I have them use a quadratic curve fit to calculate the actual acceleration. Then the kids create a second curve and override the fit value with g/2. That puts the expected acceleration curve next to the actual. The effects of air resistance are instantly visible.
We just did this lab for the first time yesterday and today. Give the kids time, it’s going to take them a couple class periods to make this all happen. Initial feedback has been good. I think it’s making sense to them. They can see the effects of acceleration. They can clearly see terminal velocity.
Here is the lab they used. I expect there will be some changes.

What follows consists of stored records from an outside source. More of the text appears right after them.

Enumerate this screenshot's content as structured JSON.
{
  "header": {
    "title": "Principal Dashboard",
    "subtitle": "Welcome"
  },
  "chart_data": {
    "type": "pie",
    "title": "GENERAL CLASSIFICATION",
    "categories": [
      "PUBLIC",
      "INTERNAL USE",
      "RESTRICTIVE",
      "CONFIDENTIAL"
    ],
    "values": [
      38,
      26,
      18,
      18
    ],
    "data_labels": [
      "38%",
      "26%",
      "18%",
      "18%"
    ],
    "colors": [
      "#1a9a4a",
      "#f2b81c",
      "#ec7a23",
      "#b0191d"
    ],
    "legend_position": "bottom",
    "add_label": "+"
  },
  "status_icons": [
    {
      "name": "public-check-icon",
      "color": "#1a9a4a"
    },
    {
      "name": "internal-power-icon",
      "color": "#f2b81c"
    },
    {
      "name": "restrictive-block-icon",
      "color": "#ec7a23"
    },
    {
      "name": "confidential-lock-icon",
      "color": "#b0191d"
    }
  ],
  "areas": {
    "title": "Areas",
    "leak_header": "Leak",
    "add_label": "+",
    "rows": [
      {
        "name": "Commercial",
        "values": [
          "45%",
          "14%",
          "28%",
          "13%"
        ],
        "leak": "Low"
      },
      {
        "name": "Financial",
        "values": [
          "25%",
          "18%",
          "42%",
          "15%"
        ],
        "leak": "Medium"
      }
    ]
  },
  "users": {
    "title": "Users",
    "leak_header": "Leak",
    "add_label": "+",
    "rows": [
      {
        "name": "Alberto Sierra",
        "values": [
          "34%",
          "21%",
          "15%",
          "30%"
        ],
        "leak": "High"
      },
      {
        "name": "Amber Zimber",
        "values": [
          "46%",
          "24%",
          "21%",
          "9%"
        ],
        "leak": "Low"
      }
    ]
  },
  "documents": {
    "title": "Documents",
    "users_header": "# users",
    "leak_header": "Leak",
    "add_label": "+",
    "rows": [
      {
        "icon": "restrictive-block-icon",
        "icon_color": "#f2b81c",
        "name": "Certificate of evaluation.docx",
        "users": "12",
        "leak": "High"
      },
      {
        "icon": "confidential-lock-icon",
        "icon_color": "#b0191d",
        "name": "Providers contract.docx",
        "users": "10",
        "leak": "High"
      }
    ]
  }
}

A few weeks back, my principle asked me to talk to the faculty about my experience with Standards-Based Grading. Our professional development begins this week and I will be presenting on Tuesday (8/28/12). This is my first public talk on the topic, I hope to present a more refined version of this talk at a conference later this year. The slides aren’t glamorous and it’s a lot wordier than I like, but it feel the PowerPoint needs to stand on its own without me talking over it. I’ll embellish with anecdotes and energy.
There are some comments in the note section on some of the slides, so you probably want to download the slide show rather than just view it directly on Dropbox. I’ve also included an annotated set of spreadsheets that I will be using during the presentation. Hover over the commented cells to see my thoughts on the patterns that show individual student development.
I would really appreciate any feedback, negative in particular. If you find slides are unclear, confusing, any typos, or if I’m you think I’m missing something, I need to hear from you.